Task: Copy out each line of the data below in which "title" appears.

Exercise material:
┌────────

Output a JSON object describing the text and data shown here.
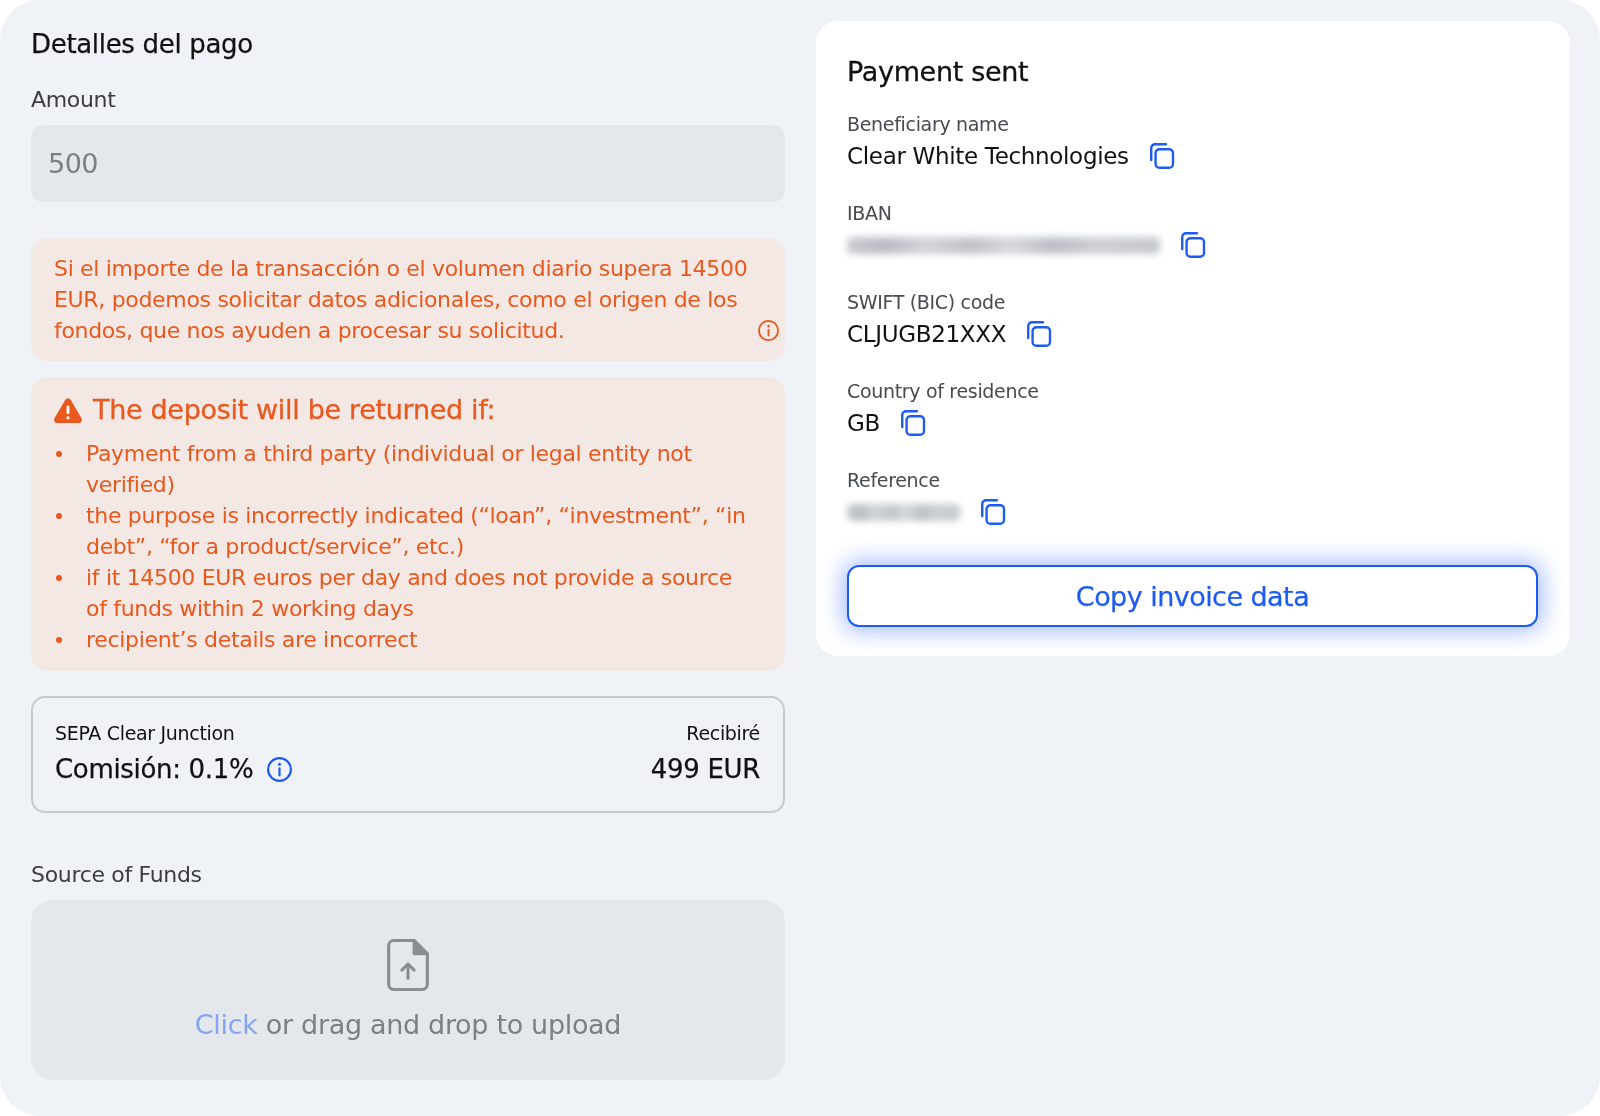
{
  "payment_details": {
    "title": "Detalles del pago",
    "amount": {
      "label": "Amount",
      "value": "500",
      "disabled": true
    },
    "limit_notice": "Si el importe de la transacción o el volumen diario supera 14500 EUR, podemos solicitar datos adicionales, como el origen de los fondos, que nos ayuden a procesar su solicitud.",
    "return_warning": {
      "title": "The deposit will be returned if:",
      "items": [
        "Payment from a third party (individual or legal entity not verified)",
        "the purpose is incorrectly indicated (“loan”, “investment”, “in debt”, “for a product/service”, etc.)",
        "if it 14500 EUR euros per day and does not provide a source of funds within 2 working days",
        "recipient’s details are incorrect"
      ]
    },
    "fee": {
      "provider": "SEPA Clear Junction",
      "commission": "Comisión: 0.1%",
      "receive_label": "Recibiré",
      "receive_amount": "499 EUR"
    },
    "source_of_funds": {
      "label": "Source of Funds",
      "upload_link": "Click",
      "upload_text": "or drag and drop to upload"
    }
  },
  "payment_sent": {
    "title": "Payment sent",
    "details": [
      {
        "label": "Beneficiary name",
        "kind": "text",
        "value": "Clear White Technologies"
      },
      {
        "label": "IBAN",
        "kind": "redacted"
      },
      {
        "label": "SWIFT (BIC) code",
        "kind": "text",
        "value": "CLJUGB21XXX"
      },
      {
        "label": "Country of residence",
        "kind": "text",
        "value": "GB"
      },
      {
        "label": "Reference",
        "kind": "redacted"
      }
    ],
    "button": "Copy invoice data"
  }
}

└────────

Solution for this task:
    "title": "Detalles del pago",
      "title": "The deposit will be returned if:",
    "title": "Payment sent",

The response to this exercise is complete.